■ PROBLEM ■
Working through the lines below, return each one that holds "name".

■ Data extracted from a collection ■
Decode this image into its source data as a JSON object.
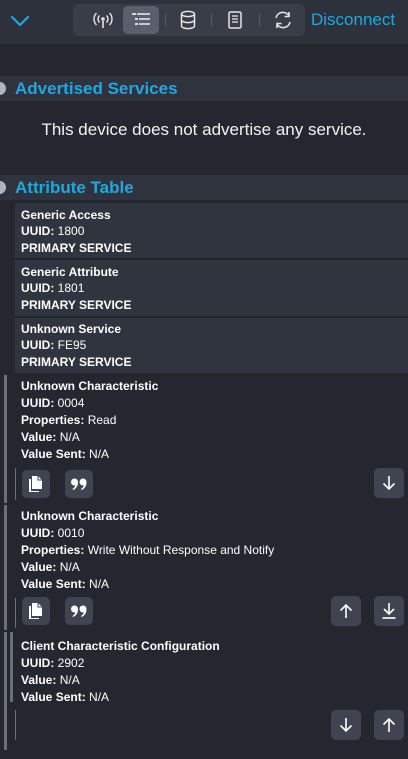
{
  "toolbar": {
    "back_icon": "chevron-down-icon",
    "tools": [
      {
        "name": "advertisement-icon",
        "active": false
      },
      {
        "name": "attribute-list-icon",
        "active": true
      },
      {
        "name": "database-icon",
        "active": false
      },
      {
        "name": "log-book-icon",
        "active": false
      },
      {
        "name": "refresh-icon",
        "active": false
      }
    ],
    "disconnect_label": "Disconnect"
  },
  "advertised": {
    "title": "Advertised Services",
    "empty_text": "This device does not advertise any service."
  },
  "attributes": {
    "title": "Attribute Table",
    "uuid_label": "UUID:",
    "properties_label": "Properties:",
    "value_label": "Value:",
    "value_sent_label": "Value Sent:",
    "services": [
      {
        "name": "Generic Access",
        "uuid": "1800",
        "type": "PRIMARY SERVICE"
      },
      {
        "name": "Generic Attribute",
        "uuid": "1801",
        "type": "PRIMARY SERVICE"
      },
      {
        "name": "Unknown Service",
        "uuid": "FE95",
        "type": "PRIMARY SERVICE"
      }
    ],
    "characteristics": [
      {
        "name": "Unknown Characteristic",
        "uuid": "0004",
        "properties": "Read",
        "value": "N/A",
        "value_sent": "N/A"
      },
      {
        "name": "Unknown Characteristic",
        "uuid": "0010",
        "properties": "Write Without Response and Notify",
        "value": "N/A",
        "value_sent": "N/A"
      }
    ],
    "descriptors": [
      {
        "name": "Client Characteristic Configuration",
        "uuid": "2902",
        "value": "N/A",
        "value_sent": "N/A"
      }
    ]
  },
  "colors": {
    "accent": "#1ea8e0",
    "background": "#24272f",
    "row_background": "#30343e",
    "button_background": "#404451"
  }
}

■ ANSWER BOX ■
        "name": "advertisement-icon",
        "name": "attribute-list-icon",
        "name": "database-icon",
        "name": "log-book-icon",
        "name": "refresh-icon",
        "name": "Generic Access",
        "name": "Generic Attribute",
        "name": "Unknown Service",
        "name": "Unknown Characteristic",
        "name": "Unknown Characteristic",
        "name": "Client Characteristic Configuration",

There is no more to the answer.